Apr 192010
 

A GREAT PLACE TO VISIT

Marxuquera is an area that lies to the west of the town of Gandia, stretching to the municipal boundaries of Ador and Palma de Gandia, with the mountainous areas of Sierra Falconera in its centre and Sierra Grossa to the west. Its total land area is approximately 750 hectares, or 12.21% of the total area of the municipality of Gandia.

Crossing through Marxuquera is the road that lies to the west of Gandia and which leads to Simat via La Drova and Barx across the Coll dels Caragols. It is here that we can appreciate the scale of the mountains that enclose our wonderful valley. From any point in Marxuquera you can see the guardian of the valley – the mountain of Monduver – rising up in the distance like an 840 metre high giant which seems to watch over our lives from above.

Nature has ensured that Marxuquera is divided up into two distinct parts with the mountain of Falconera in the middle, which exactly separates Marxuquera Alta and Marxuquera Baixa with the road called Raco de Tomba. The climate here, combined with the protection given by the mountains and the gentle prevailing breezes, all serve to provide an environment conducive to a healthy life.

The name of Marxuquera has now been applied to the area of the entire valley, which extends to the municipal boundaries of Rotova, Palma de Gandia, Beniopa and La Drova, but previously was used to identify only the collection of houses that grew up in what we now call Ermita de Marxuquera, dedicated to the beloved Virgin of Monduver.

GEOLOGICAL BACKGROUND

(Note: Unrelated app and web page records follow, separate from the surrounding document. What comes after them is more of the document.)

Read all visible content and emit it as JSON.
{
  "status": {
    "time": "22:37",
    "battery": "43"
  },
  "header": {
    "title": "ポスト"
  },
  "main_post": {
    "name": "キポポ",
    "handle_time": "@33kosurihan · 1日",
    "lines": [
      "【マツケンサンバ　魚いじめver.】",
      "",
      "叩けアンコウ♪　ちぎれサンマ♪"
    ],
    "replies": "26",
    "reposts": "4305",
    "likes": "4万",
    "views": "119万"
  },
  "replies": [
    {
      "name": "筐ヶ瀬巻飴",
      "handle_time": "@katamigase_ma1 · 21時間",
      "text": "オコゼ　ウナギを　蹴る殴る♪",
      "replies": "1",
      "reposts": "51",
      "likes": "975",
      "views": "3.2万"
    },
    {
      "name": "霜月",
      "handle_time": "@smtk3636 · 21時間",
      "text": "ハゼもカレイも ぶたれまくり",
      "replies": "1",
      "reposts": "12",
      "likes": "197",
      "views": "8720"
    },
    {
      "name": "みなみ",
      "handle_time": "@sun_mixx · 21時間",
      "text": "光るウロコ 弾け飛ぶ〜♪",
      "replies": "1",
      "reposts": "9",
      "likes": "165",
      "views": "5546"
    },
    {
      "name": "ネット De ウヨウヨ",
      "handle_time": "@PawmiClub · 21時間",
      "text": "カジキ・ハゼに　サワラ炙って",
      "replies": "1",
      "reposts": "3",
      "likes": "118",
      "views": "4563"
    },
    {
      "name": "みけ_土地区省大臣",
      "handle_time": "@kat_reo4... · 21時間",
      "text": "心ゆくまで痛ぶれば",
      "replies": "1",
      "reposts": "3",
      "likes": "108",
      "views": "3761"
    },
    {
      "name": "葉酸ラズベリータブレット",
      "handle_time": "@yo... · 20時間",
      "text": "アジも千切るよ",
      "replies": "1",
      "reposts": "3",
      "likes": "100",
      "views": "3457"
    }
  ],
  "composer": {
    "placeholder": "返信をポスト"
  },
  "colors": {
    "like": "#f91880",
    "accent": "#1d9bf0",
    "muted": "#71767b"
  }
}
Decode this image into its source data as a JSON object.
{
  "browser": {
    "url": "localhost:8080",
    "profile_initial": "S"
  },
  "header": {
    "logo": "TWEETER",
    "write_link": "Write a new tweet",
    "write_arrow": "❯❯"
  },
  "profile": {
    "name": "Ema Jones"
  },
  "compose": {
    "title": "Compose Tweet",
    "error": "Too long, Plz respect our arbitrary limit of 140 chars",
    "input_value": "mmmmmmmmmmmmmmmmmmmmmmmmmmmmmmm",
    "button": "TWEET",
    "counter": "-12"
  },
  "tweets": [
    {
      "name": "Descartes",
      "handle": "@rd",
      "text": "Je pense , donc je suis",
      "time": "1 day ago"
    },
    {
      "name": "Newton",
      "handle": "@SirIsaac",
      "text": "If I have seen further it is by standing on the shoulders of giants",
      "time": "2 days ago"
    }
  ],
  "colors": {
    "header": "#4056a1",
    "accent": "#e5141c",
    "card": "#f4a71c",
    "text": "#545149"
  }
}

This coastal plain, as it is described in many books, is geologically very complex, which explains the formation of numerous caves and caverns. Because of this, Marxuquera is the perfect area for cavers and researchers of the archaeological remains found in the caves (men such as H. Breuil, L. Pericot and others), which date back to prehistoric times. There is a widely held opinion that the name of Marxuquera comes from the belief that the sea used to reach as far as the mountain slopes, substantiated by various findings of marine remains in the area.